How Does Bail Work in a Federal Criminal Case?

Jerod Gunsberg, Los Angeles Criminal Defense Lawyer

I am frequently asked if it’s possible to bail someone out of federal custody as you would do it in state court. The short answer? Yes, you can bail out, but it’s a very different process than in state court.

For starters, in a federal criminal case you can’t just phone up a bail bond agent and post the bond like you would in state court. In fact, there’s no bail agent at all. The federal courts have a division called Pretrial Services (“PTS”) that determines whether a defendant is eligible for bail, how bail will be posted and the conditions of bail.

When a defendant is first taken into federal custody and prior to the initial appearance before the magistrate, PTS will evaluate whether the defendant is eligible for bail. They will assess the nature of the charges (some federal charges are presumptive detention), the criminal history of the defendant, the defendant’s ties to the community, and any other relevant factors such as substance abuse and mental health.

PTS will then make a recommendation to the magistrate. If PTS determines that the defendant is eligible for bail, they will then determine whether any collateral needs to be put up to secure the bond.
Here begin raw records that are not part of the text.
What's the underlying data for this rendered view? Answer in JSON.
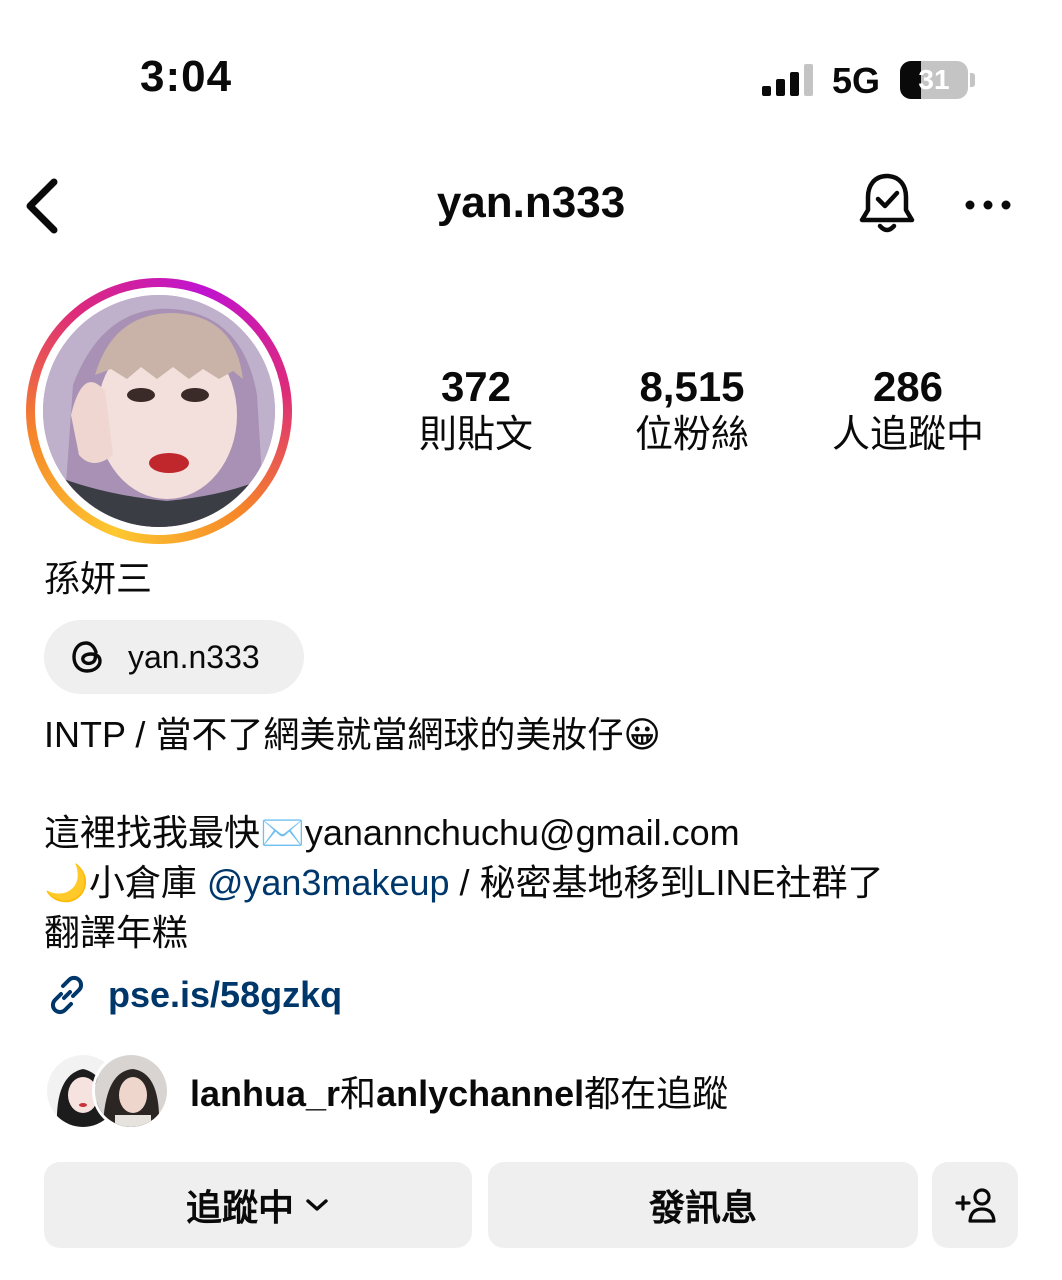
{
  "status_bar": {
    "time": "3:04",
    "network": "5G",
    "battery_level": "31",
    "battery_fraction": 0.31
  },
  "header": {
    "username": "yan.n333",
    "back_icon": "chevron-left-icon",
    "notification_icon": "bell-check-icon",
    "more_icon": "more-horizontal-icon"
  },
  "stats": [
    {
      "value": "372",
      "label": "則貼文"
    },
    {
      "value": "8,515",
      "label": "位粉絲"
    },
    {
      "value": "286",
      "label": "人追蹤中"
    }
  ],
  "profile": {
    "display_name": "孫妍三",
    "threads_handle": "yan.n333",
    "bio_line1": "INTP / 當不了網美就當網球的美妝仔😀",
    "bio_line2": "這裡找我最快✉️yanannchuchu@gmail.com",
    "bio_line3_prefix": "🌙小倉庫 ",
    "bio_line3_mention": "@yan3makeup",
    "bio_line3_suffix": " / 秘密基地移到LINE社群了",
    "bio_line4": "翻譯年糕",
    "link": "pse.is/58gzkq"
  },
  "followed_by": {
    "user1": "lanhua_r",
    "joiner": "和",
    "user2": "anlychannel",
    "suffix": "都在追蹤"
  },
  "actions": {
    "following_label": "追蹤中",
    "message_label": "發訊息",
    "suggest_icon": "add-person-icon"
  },
  "colors": {
    "link_blue": "#00376b",
    "button_bg": "#efefef"
  }
}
In some cases, a signature bond may suffice. A signature bond means that the defendant personally guarantees a certain amount of money that will be forfeited if he or she fails to appear in court. In other cases, PTS or the magistrate may require a close family member to guarantee the bond. This means that if the defendant fails to appear, that family member would be responsible for paying the full amount of the bond (usually in the 5 figures).

In other cases, PTS and/or the magistrate may require that real property is put up as collateral. This usually means the court puts a lien on a house or piece of land owned by the defendant or a close family member.

Bottom line: If you or a loved one has been taken into federal custody and needs assistance in navigating federal bail, contact an attorney. For a confidential consultation, call criminal defense attorney Jerod Gunsberg in Los Angeles at (323) 633-3423 or get in touch via the secure contact form on this page.

Let's talk